The next set of primaries, two weeks from today, includes Connecticut, Delaware, New York, Rhode Island and Rick Santorum’s home state of Pennsylvania. But the New York Times’ Five Thirty Eight blog projects Romney’s momentum may help him steal that primary from Santorum by a slim margin. The former senator has vowed to stay in the race until the convention in August, but a loss in his home state would be crushing. April 24 could be Santorum’s last stand.

Breivik ruled not insane

The man who confessed to killing more than 70 people in two attacks in Norway this summer has been found not to be criminally insane, according to the Associated Press.

Two psychiatrists re-examined Anders Behring Breivik and concluded he was not psychotic during or after the massacre.
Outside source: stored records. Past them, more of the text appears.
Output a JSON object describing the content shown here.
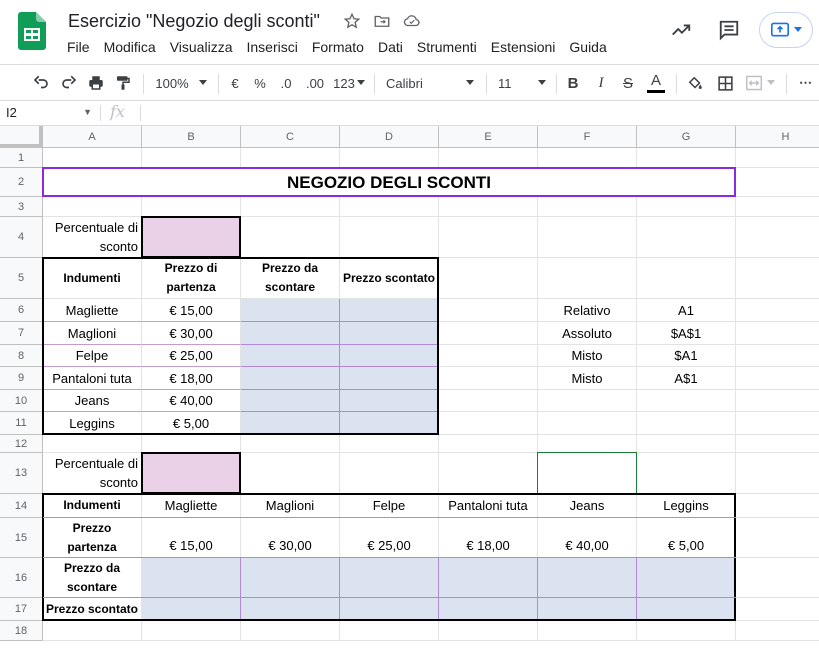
{
  "app": {
    "doc_title": "Esercizio \"Negozio degli sconti\"",
    "menu": [
      "File",
      "Modifica",
      "Visualizza",
      "Inserisci",
      "Formato",
      "Dati",
      "Strumenti",
      "Estensioni",
      "Guida"
    ]
  },
  "toolbar": {
    "zoom": "100%",
    "currency": "€",
    "percent": "%",
    "dec_decrease": ".0",
    "dec_increase": ".00",
    "number_format": "123",
    "font": "Calibri",
    "font_size": "11"
  },
  "formula_bar": {
    "cell_ref": "I2",
    "fx": "fx",
    "value": ""
  },
  "columns": [
    "A",
    "B",
    "C",
    "D",
    "E",
    "F",
    "G",
    "H"
  ],
  "rows": [
    "1",
    "2",
    "3",
    "4",
    "5",
    "6",
    "7",
    "8",
    "9",
    "10",
    "11",
    "12",
    "13",
    "14",
    "15",
    "16",
    "17",
    "18"
  ],
  "sheet": {
    "title": "NEGOZIO DEGLI SCONTI",
    "pct_label": "Percentuale di\nsconto",
    "table1": {
      "headers": [
        "Indumenti",
        "Prezzo di\npartenza",
        "Prezzo da\nscontare",
        "Prezzo scontato"
      ],
      "items": [
        {
          "name": "Magliette",
          "price": "€ 15,00"
        },
        {
          "name": "Maglioni",
          "price": "€ 30,00"
        },
        {
          "name": "Felpe",
          "price": "€ 25,00"
        },
        {
          "name": "Pantaloni tuta",
          "price": "€ 18,00"
        },
        {
          "name": "Jeans",
          "price": "€ 40,00"
        },
        {
          "name": "Leggins",
          "price": "€ 5,00"
        }
      ]
    },
    "refs": [
      {
        "type": "Relativo",
        "ref": "A1"
      },
      {
        "type": "Assoluto",
        "ref": "$A$1"
      },
      {
        "type": "Misto",
        "ref": "$A1"
      },
      {
        "type": "Misto",
        "ref": "A$1"
      }
    ],
    "table2": {
      "row_labels": [
        "Indumenti",
        "Prezzo\npartenza",
        "Prezzo da\nscontare",
        "Prezzo scontato"
      ],
      "items": [
        "Magliette",
        "Maglioni",
        "Felpe",
        "Pantaloni tuta",
        "Jeans",
        "Leggins"
      ],
      "prices": [
        "€ 15,00",
        "€ 30,00",
        "€ 25,00",
        "€ 18,00",
        "€ 40,00",
        "€ 5,00"
      ]
    }
  },
  "colors": {
    "pink_fill": "#ead1e8",
    "blue_fill": "#dce3f0",
    "purple_border": "#8a2be2",
    "selection": "#188038",
    "sheets_green": "#0f9d58"
  }
}
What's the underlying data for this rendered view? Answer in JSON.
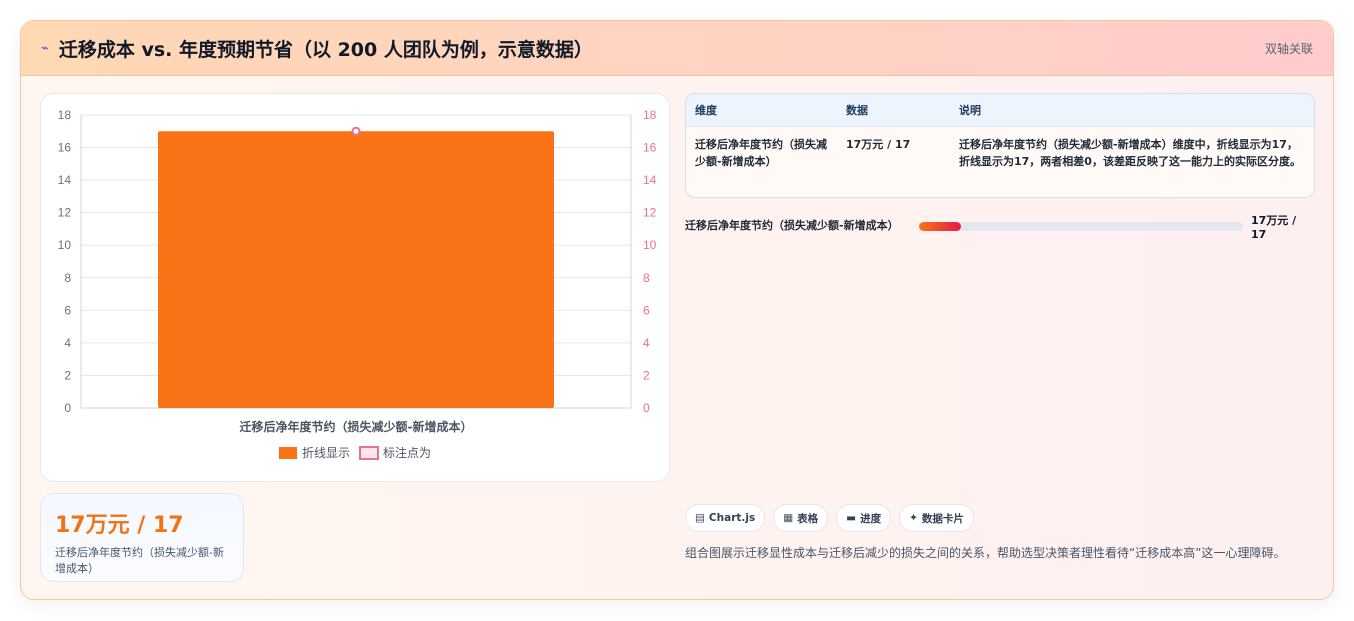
{
  "header": {
    "icon": "sparkle-icon",
    "title": "迁移成本 vs. 年度预期节省（以 200 人团队为例，示意数据）",
    "tag": "双轴关联"
  },
  "chart_data": {
    "type": "bar",
    "categories": [
      "迁移后净年度节约（损失减少额-新增成本）"
    ],
    "series": [
      {
        "name": "折线显示",
        "type": "bar",
        "axis": "left",
        "values": [
          17
        ],
        "color": "#f97316"
      },
      {
        "name": "标注点为",
        "type": "line",
        "axis": "right",
        "values": [
          17
        ],
        "color": "#e8728f"
      }
    ],
    "left_ticks": [
      "0",
      "2",
      "4",
      "6",
      "8",
      "10",
      "12",
      "14",
      "16",
      "18"
    ],
    "right_ticks": [
      "0",
      "2",
      "4",
      "6",
      "8",
      "10",
      "12",
      "14",
      "16",
      "18"
    ],
    "ylim": [
      0,
      18
    ],
    "y2lim": [
      0,
      18
    ],
    "grid": true,
    "legend": "bottom"
  },
  "stat": {
    "value": "17万元 / 17",
    "label": "迁移后净年度节约（损失减少额-新增成本）"
  },
  "table": {
    "headers": [
      "维度",
      "数据",
      "说明"
    ],
    "rows": [
      [
        "迁移后净年度节约（损失减少额-新增成本）",
        "17万元 / 17",
        "迁移后净年度节约（损失减少额-新增成本）维度中，折线显示为17，折线显示为17，两者相差0，该差距反映了这一能力上的实际区分度。"
      ]
    ]
  },
  "progress": {
    "label": "迁移后净年度节约（损失减少额-新增成本）",
    "value_text": "17万元 / 17",
    "fraction": 0.13
  },
  "chips": [
    {
      "icon": "chart-icon",
      "glyph": "▤",
      "label": "Chart.js"
    },
    {
      "icon": "table-icon",
      "glyph": "▦",
      "label": "表格"
    },
    {
      "icon": "progress-icon",
      "glyph": "▬",
      "label": "进度"
    },
    {
      "icon": "card-icon",
      "glyph": "✦",
      "label": "数据卡片"
    }
  ],
  "description": "组合图展示迁移显性成本与迁移后减少的损失之间的关系，帮助选型决策者理性看待“迁移成本高”这一心理障碍。"
}
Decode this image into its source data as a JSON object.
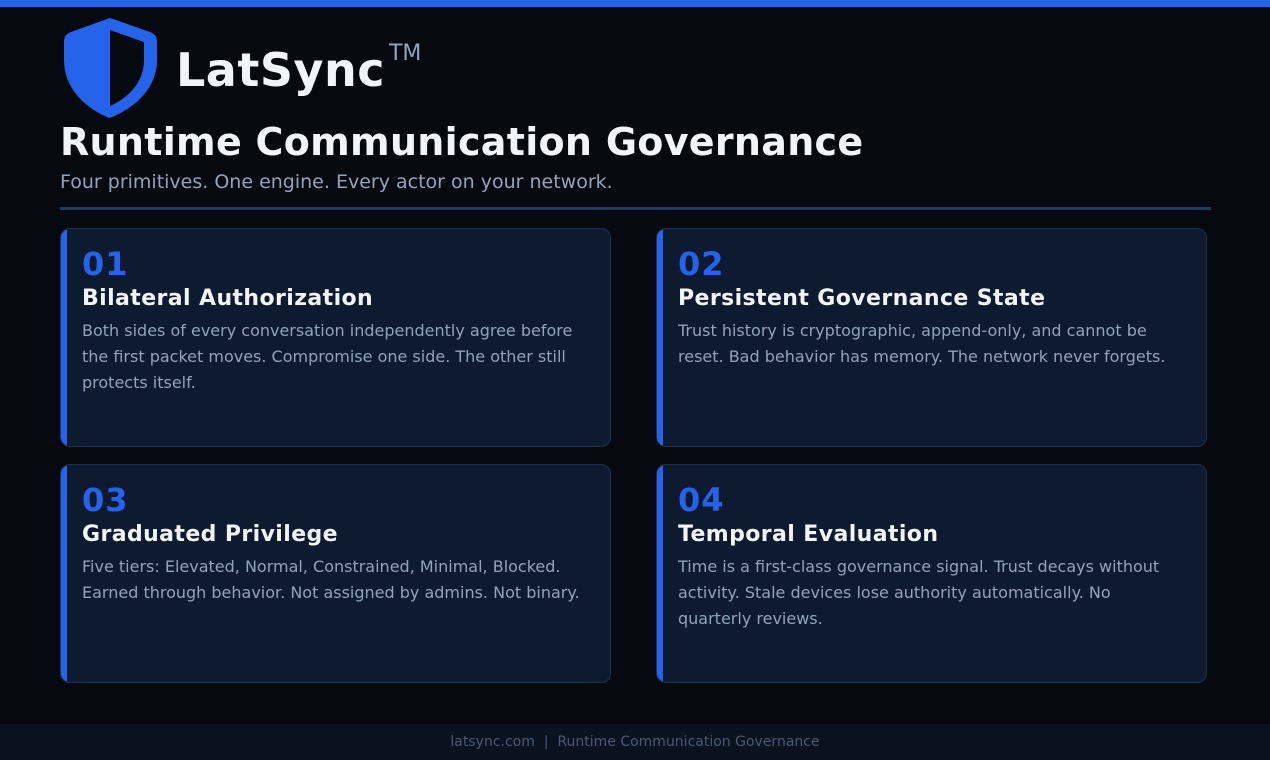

It contradicts a diagnosis from last fall, which said Breivik was suffering from paranoid schizophrenia.

Both assessments will be taken into account when Breivik’s trial starts April 16. The new diagnosis could mean he may face a prison sentence rather than commitment for psychiatric care. Breivik has said he is “satisfied” with the new conclusion.

Breivik admits he was behind the July 22 bomb in Oslo and the massacre at a youth camp on a nearby island. But he insists he’s not guilty for the 77 deaths because they were necessary in his fight against the spread of Islam in Europe.  

“He won’t only defend [his actions],” Breivik’s lawyer Geir Lippestad said. “He will also regret that he didn’t go further.”

April 10 in history

-1815: Mount Tambora in Indonesia begins a three-month-long eruption

-1912: The Titanic sets sail from Southampton, England. It sank five days later.

-1916: Rodman Wanamaker founds the Professional Golfers' Association of America

-1970: Paul McCartney announces he's leaving the Beatles, trigging the band's break-up